These new videos are packed with both science and Roman gods schmoozing spacecraft.
Astronomers have been fixated on sending spacecraft to Jupiter, and now we know why.
The Juno spacecraft is over halfway to Jupiter. It makes perfect sense, then, that it'll be flying past Earth today, just 350 miles up.
Drilling through the ice on Europa could be humanity's next great hope for finding extraterrestrial life.
By the looks of this video, Monday night would not have been a very jovial night to spend on Jupiter. Two amateur astronomers spotted a bright white flash for a few seconds just inside Jupiter's eastern limb, which was probably a fireball a hundred miles in diameter caused by an asteroid or comet impacting Jupiter's atmosphere. Ka-POW!
NASA may be focusing on missions that are faster and cheaper while rolling over in favor of private industry, but the European Space Agency is kicking space science up a notch with a brand new plan for a $1.3 billion mission that'll explore the moons of Jupiter starting in 2030. It's called JUICE, for "Jupiter Icy Moon Explorer." Obviously.

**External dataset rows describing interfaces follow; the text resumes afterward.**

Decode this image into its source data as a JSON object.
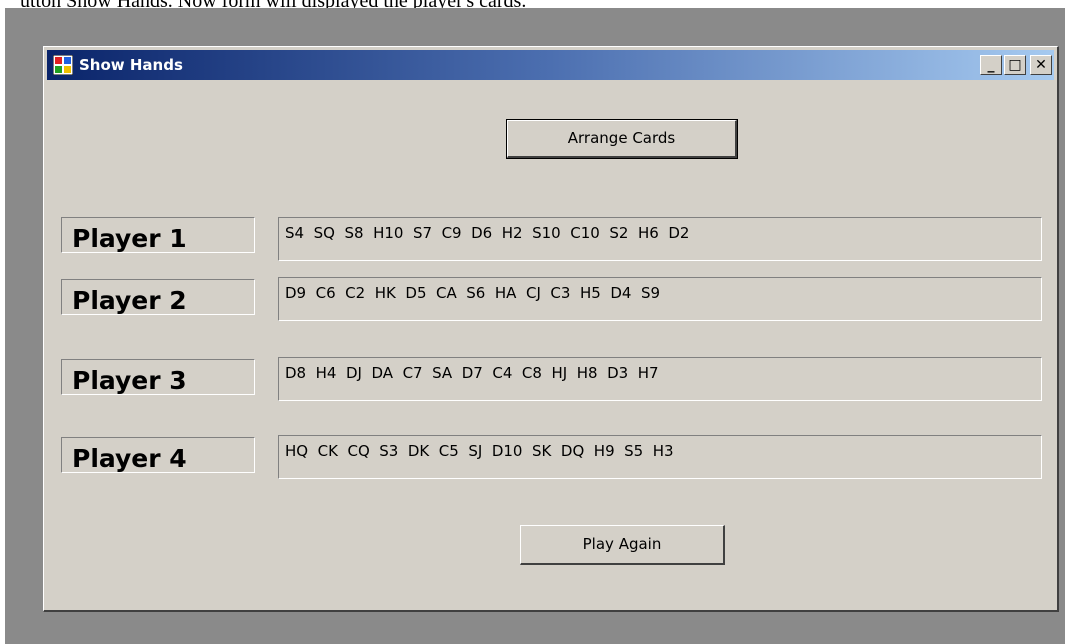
{
  "document": {
    "text_before": "utton ",
    "underlined": "Show Hands",
    "text_after": ". Now form will displayed the player's cards."
  },
  "window": {
    "title": "Show Hands",
    "controls": {
      "minimize": "_",
      "maximize": "□",
      "close": "✕"
    }
  },
  "buttons": {
    "arrange": "Arrange Cards",
    "play_again": "Play Again"
  },
  "players": [
    {
      "label": "Player 1",
      "hand": "S4  SQ  S8  H10  S7  C9  D6  H2  S10  C10  S2  H6  D2"
    },
    {
      "label": "Player 2",
      "hand": "D9  C6  C2  HK  D5  CA  S6  HA  CJ  C3  H5  D4  S9"
    },
    {
      "label": "Player 3",
      "hand": "D8  H4  DJ  DA  C7  SA  D7  C4  C8  HJ  H8  D3  H7"
    },
    {
      "label": "Player 4",
      "hand": "HQ  CK  CQ  S3  DK  C5  SJ  D10  SK  DQ  H9  S5  H3"
    }
  ],
  "icons": {
    "app": "windows-form-icon"
  }
}
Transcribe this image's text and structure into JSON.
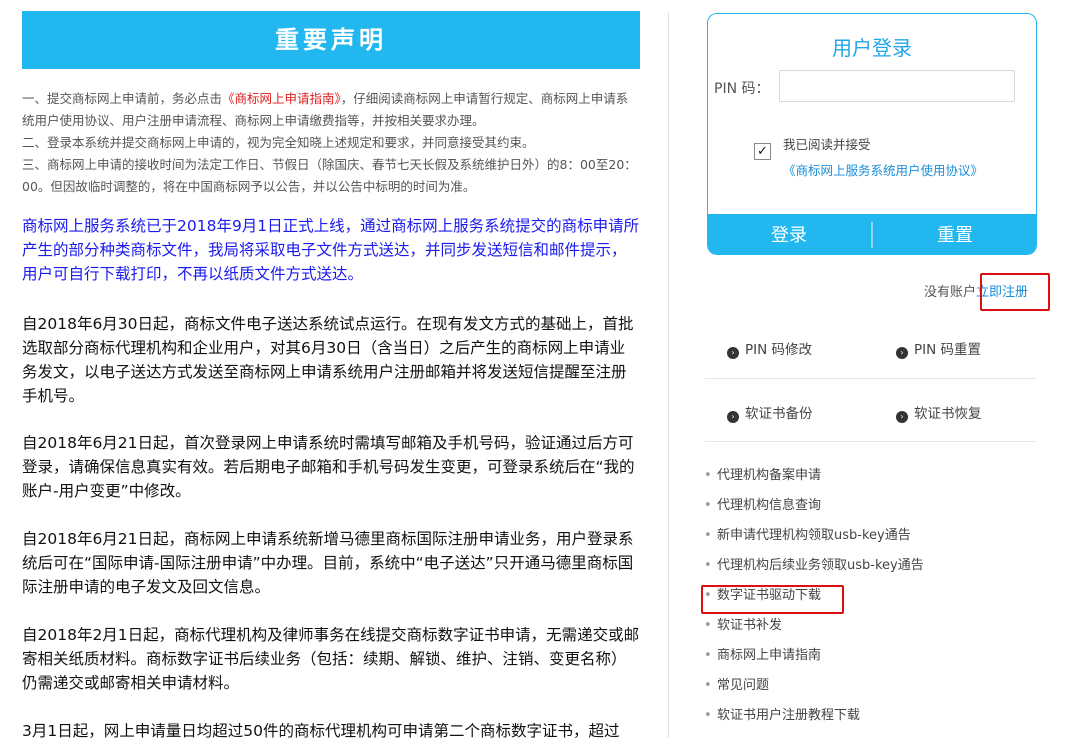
{
  "left": {
    "banner_title": "重要声明",
    "notices": [
      {
        "before": "一、提交商标网上申请前，务必点击",
        "link": "《商标网上申请指南》",
        "after": "，仔细阅读商标网上申请暂行规定、商标网上申请系统用户使用协议、用户注册申请流程、商标网上申请缴费指等，并按相关要求办理。"
      },
      {
        "text": "二、登录本系统并提交商标网上申请的，视为完全知晓上述规定和要求，并同意接受其约束。"
      },
      {
        "text": "三、商标网上申请的接收时间为法定工作日、节假日（除国庆、春节七天长假及系统维护日外）的8：00至20：00。但因故临时调整的，将在中国商标网予以公告，并以公告中标明的时间为准。"
      }
    ],
    "paragraphs": [
      "商标网上服务系统已于2018年9月1日正式上线，通过商标网上服务系统提交的商标申请所产生的部分种类商标文件，我局将采取电子文件方式送达，并同步发送短信和邮件提示，用户可自行下载打印，不再以纸质文件方式送达。",
      "自2018年6月30日起，商标文件电子送达系统试点运行。在现有发文方式的基础上，首批选取部分商标代理机构和企业用户，对其6月30日（含当日）之后产生的商标网上申请业务发文，以电子送达方式发送至商标网上申请系统用户注册邮箱并将发送短信提醒至注册手机号。",
      "自2018年6月21日起，首次登录网上申请系统时需填写邮箱及手机号码，验证通过后方可登录，请确保信息真实有效。若后期电子邮箱和手机号码发生变更，可登录系统后在“我的账户-用户变更”中修改。",
      "自2018年6月21日起，商标网上申请系统新增马德里商标国际注册申请业务，用户登录系统后可在“国际申请-国际注册申请”中办理。目前，系统中“电子送达”只开通马德里商标国际注册申请的电子发文及回文信息。",
      "自2018年2月1日起，商标代理机构及律师事务在线提交商标数字证书申请，无需递交或邮寄相关纸质材料。商标数字证书后续业务（包括：续期、解锁、维护、注销、变更名称）仍需递交或邮寄相关申请材料。",
      "3月1日起，网上申请量日均超过50件的商标代理机构可申请第二个商标数字证书，超过"
    ]
  },
  "login": {
    "title": "用户登录",
    "pin_label": "PIN 码：",
    "pin_value": "",
    "agree_checked": "✓",
    "agree_text": "我已阅读并接受",
    "agree_link": "《商标网上服务系统用户使用协议》",
    "login_button": "登录",
    "reset_button": "重置"
  },
  "register": {
    "prompt": "没有账户",
    "link": "立即注册"
  },
  "tools": [
    {
      "label": "PIN 码修改",
      "icon": "chevron-right-circle-icon"
    },
    {
      "label": "PIN 码重置",
      "icon": "chevron-right-circle-icon"
    },
    {
      "label": "软证书备份",
      "icon": "chevron-right-circle-icon"
    },
    {
      "label": "软证书恢复",
      "icon": "chevron-right-circle-icon"
    }
  ],
  "links": [
    "代理机构备案申请",
    "代理机构信息查询",
    "新申请代理机构领取usb-key通告",
    "代理机构后续业务领取usb-key通告",
    "数字证书驱动下载",
    "软证书补发",
    "商标网上申请指南",
    "常见问题",
    "软证书用户注册教程下载"
  ],
  "colors": {
    "accent": "#22b8ef",
    "link_blue": "#1a8ed8",
    "notice_red": "#e02020",
    "highlight_box": "#e01010",
    "blue_paragraph": "#1a1aee"
  }
}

In my opinion this is one of the coolest space videos I've seen in a long time. The video shows images of Saturn and Jupiter captured by NASA's Voyager and Cassini spacecraft in spectacular detail. We see Saturn's rings come alive and the cosmic storms swirl on both Saturn and Jupiter.
Of all the places in our solar system (besides Earth) where life has a real shot at being lifeish, Europa is probably at the top of the list. This is why, in defiance of the warnings in 2010: Odyssey Two, NASA may send a pair of landers to Europa in 2020.
Three super-secret Lego minifigs are stowing away on NASA's Juno spacecraft, which heads off to Jupiter this Friday.
Jupiter has much stronger gravity than Earth thanks to its large size. Would that higher gravity affect the way a lava lamp works? Well, wonder no more, because Neil Fraser built a centrifuge in order to find out. And that...